= Data shown =
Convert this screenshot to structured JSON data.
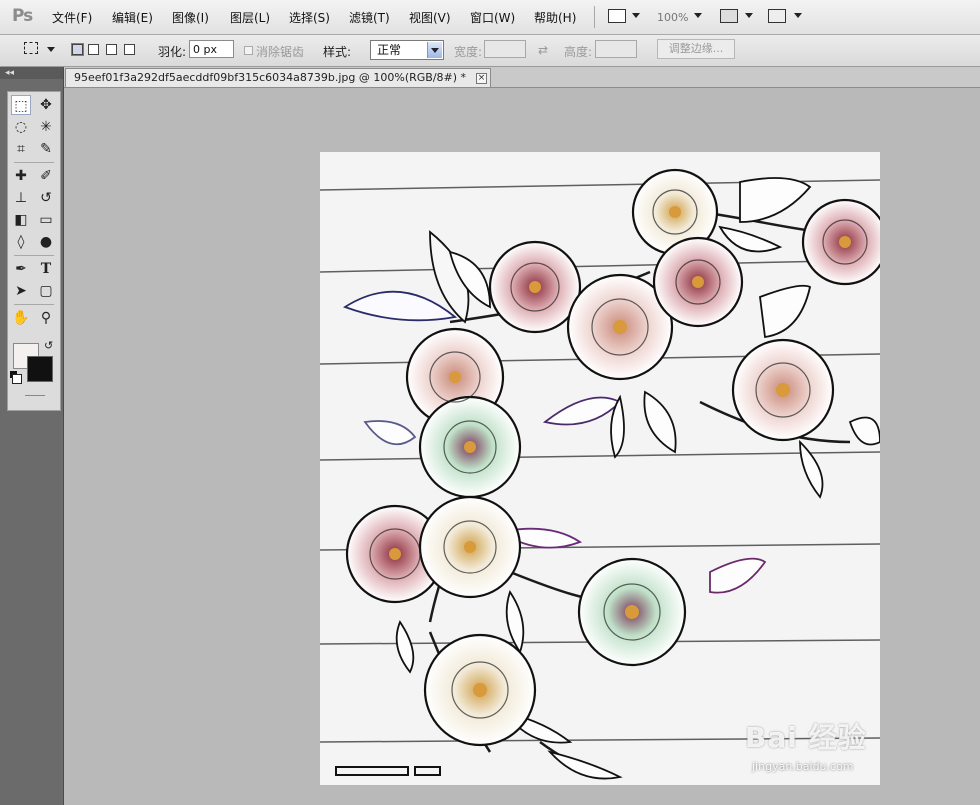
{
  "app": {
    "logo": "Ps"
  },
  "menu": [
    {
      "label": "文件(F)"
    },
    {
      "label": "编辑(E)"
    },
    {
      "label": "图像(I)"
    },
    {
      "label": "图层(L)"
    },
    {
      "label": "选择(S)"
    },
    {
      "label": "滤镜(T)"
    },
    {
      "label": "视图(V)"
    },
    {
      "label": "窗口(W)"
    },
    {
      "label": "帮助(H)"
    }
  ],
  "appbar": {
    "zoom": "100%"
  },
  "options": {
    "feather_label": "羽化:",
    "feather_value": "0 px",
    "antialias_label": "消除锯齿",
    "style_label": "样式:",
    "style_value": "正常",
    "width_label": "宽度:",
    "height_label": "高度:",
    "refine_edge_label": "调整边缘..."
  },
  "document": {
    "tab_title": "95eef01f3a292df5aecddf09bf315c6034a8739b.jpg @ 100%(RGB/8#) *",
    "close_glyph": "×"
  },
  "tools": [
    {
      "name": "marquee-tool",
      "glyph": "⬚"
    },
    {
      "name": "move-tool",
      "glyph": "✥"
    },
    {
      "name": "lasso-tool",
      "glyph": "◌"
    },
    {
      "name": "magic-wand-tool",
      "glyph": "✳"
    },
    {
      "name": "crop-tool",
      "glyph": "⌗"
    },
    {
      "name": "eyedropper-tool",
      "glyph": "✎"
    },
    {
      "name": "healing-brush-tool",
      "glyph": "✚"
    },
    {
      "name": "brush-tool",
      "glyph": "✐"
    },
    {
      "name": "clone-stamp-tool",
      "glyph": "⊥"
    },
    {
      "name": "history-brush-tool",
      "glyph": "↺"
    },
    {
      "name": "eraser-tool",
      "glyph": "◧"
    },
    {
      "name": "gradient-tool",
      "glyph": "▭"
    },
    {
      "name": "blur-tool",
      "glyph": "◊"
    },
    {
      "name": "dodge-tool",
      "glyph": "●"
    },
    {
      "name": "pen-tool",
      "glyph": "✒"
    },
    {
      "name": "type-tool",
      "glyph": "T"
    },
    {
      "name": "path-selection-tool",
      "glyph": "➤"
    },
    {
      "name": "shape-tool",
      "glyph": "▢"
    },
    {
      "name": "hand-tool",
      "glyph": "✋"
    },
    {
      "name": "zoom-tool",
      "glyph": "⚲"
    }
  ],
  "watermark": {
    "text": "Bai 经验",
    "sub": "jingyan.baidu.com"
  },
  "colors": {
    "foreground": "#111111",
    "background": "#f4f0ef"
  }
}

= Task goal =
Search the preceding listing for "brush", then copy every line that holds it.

= Answer to this problem =
      "name": "healing-brush-tool",
      "name": "brush-tool",
      "name": "history-brush-tool",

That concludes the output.